            ii. From fear of wrath
            iii. From the power of sin
                1) Habitual sin
                2) Willful sin
                3) Sinful desire
                4) Infirmities
    III. Answering objections
        a. This position discourages holiness
            i. No, real faith leads to good works
        b. This position leads to pride
            i. Neither this faith nor this salvation is your doing but only comes to be by grace, therefore there is no room for pride
        c. This position encourages sin
            i. Not for the sincere of heart
        d. This position leads to despair, i.e. because salvation by faith is beyond our control
            i. That's true, but we should despair if we're trusting our own works!
        e. This is an uncomfortable doctrine
            i. Yeah, if you agree with the devil
            ii. It's a comfort for the rest of us
        f. Shouldn't be preached
            i. No, this is the main thing that must be preached
        g. Closing exhortation

In his own words

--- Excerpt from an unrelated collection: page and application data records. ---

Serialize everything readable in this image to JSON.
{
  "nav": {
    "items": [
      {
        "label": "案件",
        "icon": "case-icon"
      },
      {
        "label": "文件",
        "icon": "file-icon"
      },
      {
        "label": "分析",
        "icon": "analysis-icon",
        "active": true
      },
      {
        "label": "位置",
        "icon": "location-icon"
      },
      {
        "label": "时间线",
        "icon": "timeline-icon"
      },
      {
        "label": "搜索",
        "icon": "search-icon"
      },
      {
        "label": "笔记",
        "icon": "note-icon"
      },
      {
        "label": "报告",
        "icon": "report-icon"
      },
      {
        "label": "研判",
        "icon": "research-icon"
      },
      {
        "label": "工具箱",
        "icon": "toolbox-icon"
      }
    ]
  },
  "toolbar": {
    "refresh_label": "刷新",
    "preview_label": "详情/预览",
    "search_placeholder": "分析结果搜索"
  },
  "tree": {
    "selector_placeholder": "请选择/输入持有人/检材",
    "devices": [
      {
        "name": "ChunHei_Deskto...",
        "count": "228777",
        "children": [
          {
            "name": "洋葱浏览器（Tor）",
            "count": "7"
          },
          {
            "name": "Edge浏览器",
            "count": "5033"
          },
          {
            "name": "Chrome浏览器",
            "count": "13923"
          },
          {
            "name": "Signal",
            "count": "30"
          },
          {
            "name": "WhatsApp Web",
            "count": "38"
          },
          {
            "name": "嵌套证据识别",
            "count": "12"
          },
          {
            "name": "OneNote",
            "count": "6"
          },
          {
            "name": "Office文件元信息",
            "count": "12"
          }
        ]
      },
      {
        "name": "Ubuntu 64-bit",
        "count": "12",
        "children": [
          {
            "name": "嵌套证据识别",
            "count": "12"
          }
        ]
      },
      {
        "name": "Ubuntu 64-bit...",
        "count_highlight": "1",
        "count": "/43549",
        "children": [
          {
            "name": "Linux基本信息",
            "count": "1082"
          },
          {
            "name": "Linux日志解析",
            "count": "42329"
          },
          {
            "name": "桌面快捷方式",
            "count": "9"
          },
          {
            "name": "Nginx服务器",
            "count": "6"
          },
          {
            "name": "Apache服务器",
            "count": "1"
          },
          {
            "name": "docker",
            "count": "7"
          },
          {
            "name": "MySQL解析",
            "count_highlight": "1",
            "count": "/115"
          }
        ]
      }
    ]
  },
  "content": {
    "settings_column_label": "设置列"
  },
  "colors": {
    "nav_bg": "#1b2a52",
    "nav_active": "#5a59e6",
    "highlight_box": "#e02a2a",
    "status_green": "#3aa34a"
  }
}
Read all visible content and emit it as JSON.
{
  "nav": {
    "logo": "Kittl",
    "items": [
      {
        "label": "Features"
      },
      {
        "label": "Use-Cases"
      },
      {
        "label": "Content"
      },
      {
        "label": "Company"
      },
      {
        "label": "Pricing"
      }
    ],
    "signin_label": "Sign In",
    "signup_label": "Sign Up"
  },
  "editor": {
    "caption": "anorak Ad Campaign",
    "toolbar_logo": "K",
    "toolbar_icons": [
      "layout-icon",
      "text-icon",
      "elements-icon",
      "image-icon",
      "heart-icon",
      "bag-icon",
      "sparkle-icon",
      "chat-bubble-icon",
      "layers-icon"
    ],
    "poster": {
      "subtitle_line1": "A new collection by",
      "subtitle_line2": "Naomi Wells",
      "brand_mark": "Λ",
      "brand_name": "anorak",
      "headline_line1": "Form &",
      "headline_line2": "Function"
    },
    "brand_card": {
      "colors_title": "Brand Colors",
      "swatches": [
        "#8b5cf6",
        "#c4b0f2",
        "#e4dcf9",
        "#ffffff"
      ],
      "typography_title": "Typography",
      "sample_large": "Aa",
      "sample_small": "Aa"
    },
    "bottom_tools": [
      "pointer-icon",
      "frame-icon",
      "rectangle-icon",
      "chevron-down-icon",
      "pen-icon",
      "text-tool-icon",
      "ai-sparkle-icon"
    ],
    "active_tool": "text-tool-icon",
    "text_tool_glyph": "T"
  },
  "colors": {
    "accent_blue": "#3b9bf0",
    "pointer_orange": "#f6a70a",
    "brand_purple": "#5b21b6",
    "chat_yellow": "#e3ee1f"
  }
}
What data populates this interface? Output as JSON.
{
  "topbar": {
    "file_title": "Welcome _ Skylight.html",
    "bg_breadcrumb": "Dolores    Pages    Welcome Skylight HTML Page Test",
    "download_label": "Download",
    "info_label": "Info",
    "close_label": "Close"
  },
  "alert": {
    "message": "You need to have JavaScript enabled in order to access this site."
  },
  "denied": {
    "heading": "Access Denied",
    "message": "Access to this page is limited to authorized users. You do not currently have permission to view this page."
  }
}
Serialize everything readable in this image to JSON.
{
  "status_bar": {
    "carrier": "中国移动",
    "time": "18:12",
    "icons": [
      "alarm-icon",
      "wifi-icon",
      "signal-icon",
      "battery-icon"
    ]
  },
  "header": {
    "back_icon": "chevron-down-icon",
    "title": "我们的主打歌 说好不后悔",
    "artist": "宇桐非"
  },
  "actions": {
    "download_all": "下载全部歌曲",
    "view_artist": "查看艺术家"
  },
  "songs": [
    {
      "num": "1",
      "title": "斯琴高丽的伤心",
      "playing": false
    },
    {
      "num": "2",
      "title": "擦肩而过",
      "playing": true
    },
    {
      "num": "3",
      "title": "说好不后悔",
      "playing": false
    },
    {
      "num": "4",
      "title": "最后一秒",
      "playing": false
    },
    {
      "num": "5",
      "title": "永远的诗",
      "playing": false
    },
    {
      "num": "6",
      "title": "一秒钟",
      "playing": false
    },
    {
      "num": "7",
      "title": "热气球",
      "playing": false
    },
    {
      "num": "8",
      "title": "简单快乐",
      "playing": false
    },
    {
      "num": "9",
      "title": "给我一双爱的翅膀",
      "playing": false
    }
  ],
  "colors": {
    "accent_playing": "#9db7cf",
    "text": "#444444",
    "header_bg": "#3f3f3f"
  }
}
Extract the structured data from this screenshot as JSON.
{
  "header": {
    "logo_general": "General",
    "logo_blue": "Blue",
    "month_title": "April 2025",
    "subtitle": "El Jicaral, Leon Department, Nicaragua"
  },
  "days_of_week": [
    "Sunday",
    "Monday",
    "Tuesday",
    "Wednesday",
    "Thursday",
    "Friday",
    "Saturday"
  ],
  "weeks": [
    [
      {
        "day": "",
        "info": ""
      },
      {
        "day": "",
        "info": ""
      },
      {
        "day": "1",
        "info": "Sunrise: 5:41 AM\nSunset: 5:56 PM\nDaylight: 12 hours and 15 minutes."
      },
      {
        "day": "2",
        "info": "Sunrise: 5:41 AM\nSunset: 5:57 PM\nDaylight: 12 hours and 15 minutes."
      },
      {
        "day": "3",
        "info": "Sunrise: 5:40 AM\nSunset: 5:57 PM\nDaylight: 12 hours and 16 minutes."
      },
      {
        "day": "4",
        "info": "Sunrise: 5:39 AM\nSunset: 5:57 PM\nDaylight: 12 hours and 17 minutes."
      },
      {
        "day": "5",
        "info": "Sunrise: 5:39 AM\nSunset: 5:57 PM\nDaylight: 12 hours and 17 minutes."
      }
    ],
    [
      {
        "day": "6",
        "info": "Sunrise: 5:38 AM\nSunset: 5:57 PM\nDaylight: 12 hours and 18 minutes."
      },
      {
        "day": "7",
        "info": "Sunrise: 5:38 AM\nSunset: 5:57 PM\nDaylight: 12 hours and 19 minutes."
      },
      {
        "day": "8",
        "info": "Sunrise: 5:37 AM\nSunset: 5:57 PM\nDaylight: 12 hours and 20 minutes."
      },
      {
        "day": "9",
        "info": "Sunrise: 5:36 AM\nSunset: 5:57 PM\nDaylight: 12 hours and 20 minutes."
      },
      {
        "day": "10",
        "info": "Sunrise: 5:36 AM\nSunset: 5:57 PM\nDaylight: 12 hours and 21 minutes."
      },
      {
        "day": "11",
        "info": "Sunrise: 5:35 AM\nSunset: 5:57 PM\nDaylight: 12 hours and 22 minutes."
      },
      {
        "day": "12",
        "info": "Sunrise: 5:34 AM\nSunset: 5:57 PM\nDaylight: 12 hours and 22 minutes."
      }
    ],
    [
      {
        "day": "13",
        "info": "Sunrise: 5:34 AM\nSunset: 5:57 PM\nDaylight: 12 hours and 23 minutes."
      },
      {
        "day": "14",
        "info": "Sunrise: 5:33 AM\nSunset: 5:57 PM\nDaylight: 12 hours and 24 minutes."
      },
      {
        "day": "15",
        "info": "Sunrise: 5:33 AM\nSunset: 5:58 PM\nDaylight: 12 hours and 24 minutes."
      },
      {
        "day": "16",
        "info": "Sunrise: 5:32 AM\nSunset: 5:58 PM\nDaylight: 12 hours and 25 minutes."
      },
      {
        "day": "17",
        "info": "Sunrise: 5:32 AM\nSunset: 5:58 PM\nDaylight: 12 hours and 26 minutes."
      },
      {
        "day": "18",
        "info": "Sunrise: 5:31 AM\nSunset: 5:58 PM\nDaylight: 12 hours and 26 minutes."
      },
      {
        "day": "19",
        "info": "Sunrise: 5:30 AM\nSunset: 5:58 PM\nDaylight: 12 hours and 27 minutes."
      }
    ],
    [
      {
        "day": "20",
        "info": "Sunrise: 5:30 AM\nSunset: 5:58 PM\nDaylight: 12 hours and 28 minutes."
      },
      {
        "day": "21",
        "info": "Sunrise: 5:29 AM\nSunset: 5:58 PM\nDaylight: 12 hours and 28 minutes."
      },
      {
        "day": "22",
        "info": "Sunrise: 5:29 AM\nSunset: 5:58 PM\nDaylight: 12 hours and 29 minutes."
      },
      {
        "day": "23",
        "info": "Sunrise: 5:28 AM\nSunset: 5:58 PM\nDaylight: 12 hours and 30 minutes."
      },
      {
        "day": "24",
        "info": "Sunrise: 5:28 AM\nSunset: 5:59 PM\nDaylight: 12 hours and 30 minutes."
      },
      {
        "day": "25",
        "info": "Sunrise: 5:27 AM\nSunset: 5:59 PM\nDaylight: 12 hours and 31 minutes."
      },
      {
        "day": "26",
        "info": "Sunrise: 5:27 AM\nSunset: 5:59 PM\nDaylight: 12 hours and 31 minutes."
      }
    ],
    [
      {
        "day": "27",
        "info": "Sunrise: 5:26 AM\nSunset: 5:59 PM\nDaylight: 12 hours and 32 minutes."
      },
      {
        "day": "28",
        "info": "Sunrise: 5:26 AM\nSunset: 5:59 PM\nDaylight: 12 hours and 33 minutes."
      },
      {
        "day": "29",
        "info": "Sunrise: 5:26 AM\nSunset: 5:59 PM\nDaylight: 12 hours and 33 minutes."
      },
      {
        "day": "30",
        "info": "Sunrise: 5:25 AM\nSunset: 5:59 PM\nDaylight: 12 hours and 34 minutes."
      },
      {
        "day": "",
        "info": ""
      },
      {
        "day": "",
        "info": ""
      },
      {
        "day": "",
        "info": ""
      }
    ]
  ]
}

"Of yourselves cometh neither your faith nor your salvation. 'It is the gift of God,' the free, undeserved gift - the faith through which ye are saved, as well as the salvation which he of his own good pleasure, his mere favour annexes thereto. That ye believe is one instance of his grace; that believing, ye are saved, another. 'Not of works, lest any man should boast.' For all our works, all our righteousness, which were before our believing, merited nothing of God but condemnation, so far were they from deserving faith, which therefore, whenever given is not 'of works'. Neither is salvation of the works we do when we believe. For 'it is' then 'God that worketh in us'. And, therefore, that he giveth us a reward for what he himself worketh only commendeth the riches of his mercy, but leaveth us nothing whereof to glory." (III.3)

Preach it today

    1. From a Christian point of view, it does you no good to believe in God. Theism doesn't get you any points; Jesus is where the action is. 
    2. Christianity is not about what you believe, it's about the disposition of your heart. Who and how do you love?
    3. Good works and a powerful, embodied witness are great. But the cross and empty tomb are greater still.
    4. Salvation matters here and now, and that means the 'saved' will have changed hearts and lives. 
    5. And none of this is about human effort - it's all only by grace.
    6. Wesleyans often think of their heritage as being a very practical one, and that it surely is. But in this first of his "Standard Sermons" Wesley puts forth a vision of salvation with relatively little to be added to his listeners' to-do lists. Here, God does it all, and our work is underemphasized. Sermons need the gospel way more than practical application. What God did for us is more important than what we can do this week. 
 

Foreknowledge and Grace

Following up on yesterday's post, here's another word from Molina on the topic of God's foreknowledge and human freedom:

I think it is sufficiently clear from what we have said thus far that (i) our freedom of choice and the contingency of things is perfectly compatible with divine foreknowledge, and that (ii) such foreknowledge in no way prevents it from being the case that with the help of God, who will always furnish as much help as each person needs, it is within our power to avoid all mortal sins, to recover from them after a lapse, and in the end either to attain or to lose eternal life, and that (iii) if we do not attain eternal life, then we ourselves are to blame in just the way we would be if there were in God no foreknowledge of future things.
— Luis de Molina, On Divine Foreknowledge, p. 194

Molina was a sixteenth century Jesuit (=Roman Catholic) theologian. A lot of Jesuits in the sixteenth century were reacting against the Reformation.

Here he says our freedom enables us to avoid sin and attain salvation, with God's help. Taking seriously our absolute need for God's help as a supplement to our freedom is important for those of us who have been shaped by the Reformation (and, to be fair, for all Catholics and Eastern Orthodox too). We have this help, so the rest of the statement holds basically as is. But we do need this help; without it we are quite literally helpless.

Most of the time we call this help grace